Component data from apps and pages
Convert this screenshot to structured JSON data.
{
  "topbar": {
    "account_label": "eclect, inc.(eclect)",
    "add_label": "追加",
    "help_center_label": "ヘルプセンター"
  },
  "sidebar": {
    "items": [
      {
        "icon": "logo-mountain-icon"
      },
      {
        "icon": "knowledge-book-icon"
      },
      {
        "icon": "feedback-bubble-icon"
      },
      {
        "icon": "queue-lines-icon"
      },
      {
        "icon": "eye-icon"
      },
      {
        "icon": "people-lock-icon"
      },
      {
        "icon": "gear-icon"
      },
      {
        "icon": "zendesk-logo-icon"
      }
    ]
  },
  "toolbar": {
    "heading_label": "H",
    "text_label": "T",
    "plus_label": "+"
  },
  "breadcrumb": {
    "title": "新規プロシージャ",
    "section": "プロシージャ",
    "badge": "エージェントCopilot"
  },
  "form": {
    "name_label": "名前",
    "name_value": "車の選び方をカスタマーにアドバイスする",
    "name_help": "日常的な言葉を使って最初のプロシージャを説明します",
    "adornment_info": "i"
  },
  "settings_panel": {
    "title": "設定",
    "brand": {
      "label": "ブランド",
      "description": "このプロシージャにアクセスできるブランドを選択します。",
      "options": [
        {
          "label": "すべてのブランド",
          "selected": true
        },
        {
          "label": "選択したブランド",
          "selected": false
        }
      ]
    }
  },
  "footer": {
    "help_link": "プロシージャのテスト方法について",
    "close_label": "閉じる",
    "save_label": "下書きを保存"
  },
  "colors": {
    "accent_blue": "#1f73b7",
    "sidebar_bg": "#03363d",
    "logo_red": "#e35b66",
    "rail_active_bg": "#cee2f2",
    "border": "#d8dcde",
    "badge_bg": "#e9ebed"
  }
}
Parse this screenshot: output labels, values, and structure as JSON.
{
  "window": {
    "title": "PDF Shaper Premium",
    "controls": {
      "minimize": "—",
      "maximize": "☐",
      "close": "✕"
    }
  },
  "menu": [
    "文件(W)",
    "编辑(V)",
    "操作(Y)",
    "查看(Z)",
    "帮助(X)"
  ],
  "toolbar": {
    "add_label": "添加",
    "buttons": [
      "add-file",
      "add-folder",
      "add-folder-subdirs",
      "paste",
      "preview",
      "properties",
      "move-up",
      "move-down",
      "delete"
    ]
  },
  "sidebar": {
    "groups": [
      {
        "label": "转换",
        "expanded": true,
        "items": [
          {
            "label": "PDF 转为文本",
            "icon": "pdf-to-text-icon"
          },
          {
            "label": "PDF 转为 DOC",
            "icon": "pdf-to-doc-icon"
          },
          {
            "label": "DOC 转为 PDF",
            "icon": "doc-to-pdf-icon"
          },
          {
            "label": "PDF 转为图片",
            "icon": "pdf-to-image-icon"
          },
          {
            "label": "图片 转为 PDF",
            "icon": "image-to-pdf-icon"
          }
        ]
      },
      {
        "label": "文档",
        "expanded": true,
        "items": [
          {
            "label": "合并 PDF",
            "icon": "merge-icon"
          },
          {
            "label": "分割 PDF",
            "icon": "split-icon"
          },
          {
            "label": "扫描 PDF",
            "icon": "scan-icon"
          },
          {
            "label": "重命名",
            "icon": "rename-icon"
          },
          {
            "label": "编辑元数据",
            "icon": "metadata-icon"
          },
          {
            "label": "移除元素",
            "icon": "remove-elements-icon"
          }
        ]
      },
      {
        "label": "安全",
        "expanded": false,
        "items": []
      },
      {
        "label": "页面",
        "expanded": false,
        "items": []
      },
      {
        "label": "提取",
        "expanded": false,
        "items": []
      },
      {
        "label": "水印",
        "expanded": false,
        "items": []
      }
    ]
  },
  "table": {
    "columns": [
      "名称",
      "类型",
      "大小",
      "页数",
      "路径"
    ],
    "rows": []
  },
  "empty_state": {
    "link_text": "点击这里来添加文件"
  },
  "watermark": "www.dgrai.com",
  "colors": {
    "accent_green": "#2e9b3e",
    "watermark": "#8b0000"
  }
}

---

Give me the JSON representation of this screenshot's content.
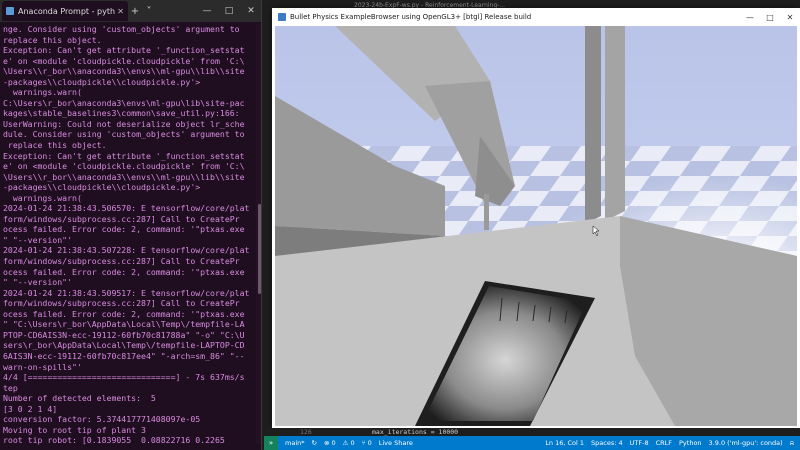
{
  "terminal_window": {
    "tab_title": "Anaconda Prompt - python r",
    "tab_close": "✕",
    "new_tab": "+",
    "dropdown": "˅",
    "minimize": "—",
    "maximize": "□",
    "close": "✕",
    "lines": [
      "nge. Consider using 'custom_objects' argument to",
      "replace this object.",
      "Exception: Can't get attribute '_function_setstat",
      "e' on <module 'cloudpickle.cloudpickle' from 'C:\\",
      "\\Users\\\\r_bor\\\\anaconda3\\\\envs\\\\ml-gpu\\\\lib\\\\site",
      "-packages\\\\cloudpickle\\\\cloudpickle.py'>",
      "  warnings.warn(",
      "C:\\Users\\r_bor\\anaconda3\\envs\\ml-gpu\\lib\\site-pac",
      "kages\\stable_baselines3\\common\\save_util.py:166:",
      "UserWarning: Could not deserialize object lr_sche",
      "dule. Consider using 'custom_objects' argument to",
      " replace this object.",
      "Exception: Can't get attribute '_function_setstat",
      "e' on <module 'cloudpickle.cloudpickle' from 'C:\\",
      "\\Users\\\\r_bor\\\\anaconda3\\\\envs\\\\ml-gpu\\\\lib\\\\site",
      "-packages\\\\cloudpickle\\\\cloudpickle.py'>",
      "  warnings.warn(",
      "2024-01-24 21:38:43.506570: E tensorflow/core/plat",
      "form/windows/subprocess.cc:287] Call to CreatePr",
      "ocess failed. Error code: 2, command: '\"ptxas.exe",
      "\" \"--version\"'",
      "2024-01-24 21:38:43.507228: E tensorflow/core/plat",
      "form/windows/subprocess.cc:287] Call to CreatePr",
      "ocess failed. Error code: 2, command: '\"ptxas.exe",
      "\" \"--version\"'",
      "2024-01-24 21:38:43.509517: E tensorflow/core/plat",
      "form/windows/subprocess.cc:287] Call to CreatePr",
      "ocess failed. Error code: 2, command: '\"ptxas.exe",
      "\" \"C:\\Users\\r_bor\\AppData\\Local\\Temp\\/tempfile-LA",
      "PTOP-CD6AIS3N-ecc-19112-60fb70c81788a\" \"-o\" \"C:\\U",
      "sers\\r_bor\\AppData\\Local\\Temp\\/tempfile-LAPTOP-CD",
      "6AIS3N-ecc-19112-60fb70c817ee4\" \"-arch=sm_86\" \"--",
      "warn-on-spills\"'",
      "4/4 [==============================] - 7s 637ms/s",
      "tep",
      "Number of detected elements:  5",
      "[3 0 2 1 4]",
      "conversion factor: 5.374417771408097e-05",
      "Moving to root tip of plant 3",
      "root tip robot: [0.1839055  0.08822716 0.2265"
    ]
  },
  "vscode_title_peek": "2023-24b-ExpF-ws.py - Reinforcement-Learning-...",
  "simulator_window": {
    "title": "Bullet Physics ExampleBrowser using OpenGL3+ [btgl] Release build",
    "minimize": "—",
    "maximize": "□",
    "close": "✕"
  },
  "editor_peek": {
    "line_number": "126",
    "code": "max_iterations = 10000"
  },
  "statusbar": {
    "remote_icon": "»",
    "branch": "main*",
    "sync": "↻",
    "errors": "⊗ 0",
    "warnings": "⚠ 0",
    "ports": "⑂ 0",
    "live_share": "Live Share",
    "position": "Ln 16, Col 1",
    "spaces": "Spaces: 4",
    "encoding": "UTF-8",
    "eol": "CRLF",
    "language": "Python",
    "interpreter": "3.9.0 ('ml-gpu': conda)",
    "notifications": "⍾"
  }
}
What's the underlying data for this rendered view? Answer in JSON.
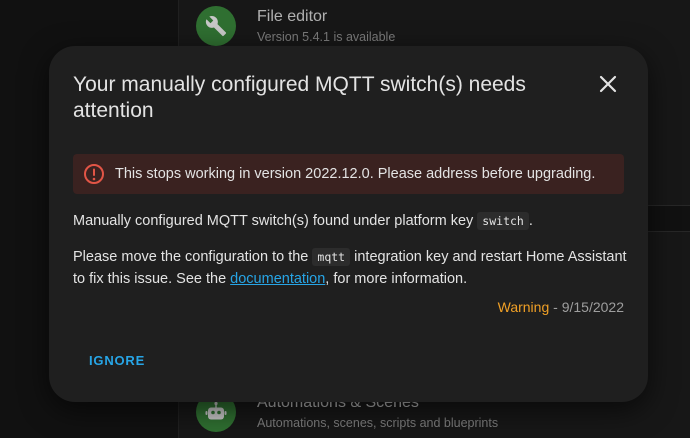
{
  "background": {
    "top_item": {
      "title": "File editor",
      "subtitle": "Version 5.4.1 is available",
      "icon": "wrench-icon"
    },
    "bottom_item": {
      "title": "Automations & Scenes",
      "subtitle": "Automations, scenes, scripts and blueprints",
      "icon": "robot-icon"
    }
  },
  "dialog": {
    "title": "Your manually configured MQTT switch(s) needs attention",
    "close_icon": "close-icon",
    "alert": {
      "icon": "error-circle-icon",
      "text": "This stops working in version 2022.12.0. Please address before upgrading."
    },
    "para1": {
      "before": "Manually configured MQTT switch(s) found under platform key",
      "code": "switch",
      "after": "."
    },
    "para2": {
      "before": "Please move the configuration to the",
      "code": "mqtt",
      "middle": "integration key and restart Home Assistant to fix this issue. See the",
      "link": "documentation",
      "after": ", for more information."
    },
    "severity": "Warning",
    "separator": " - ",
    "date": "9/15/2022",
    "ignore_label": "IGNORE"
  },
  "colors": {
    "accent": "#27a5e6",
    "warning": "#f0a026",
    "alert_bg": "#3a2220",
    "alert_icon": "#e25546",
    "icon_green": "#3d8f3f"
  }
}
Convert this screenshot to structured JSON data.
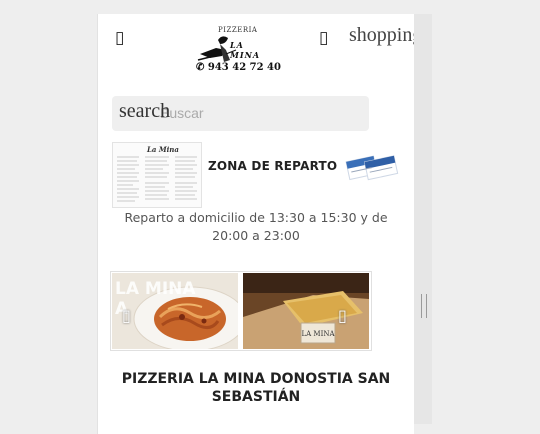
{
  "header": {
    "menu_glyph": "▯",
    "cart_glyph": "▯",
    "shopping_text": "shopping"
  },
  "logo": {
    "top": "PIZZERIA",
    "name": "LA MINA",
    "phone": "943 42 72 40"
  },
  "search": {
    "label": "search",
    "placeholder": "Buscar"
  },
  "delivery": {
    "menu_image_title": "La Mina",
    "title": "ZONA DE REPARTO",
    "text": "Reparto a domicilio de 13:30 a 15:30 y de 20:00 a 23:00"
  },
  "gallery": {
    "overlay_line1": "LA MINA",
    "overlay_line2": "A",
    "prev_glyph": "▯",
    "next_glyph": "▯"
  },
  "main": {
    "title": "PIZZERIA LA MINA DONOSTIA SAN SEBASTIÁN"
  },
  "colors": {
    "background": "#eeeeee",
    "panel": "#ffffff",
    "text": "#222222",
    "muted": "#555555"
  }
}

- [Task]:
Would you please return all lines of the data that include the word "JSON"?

- [Answer to the exercise]:
Convert this screenshot to structured JSON data.
Parse this screenshot: output labels, values, and structure as JSON.
Give me the JSON representation of this screenshot's content.
What's the underlying data for this rendered view? Answer in JSON.
Convert this screenshot to structured JSON data.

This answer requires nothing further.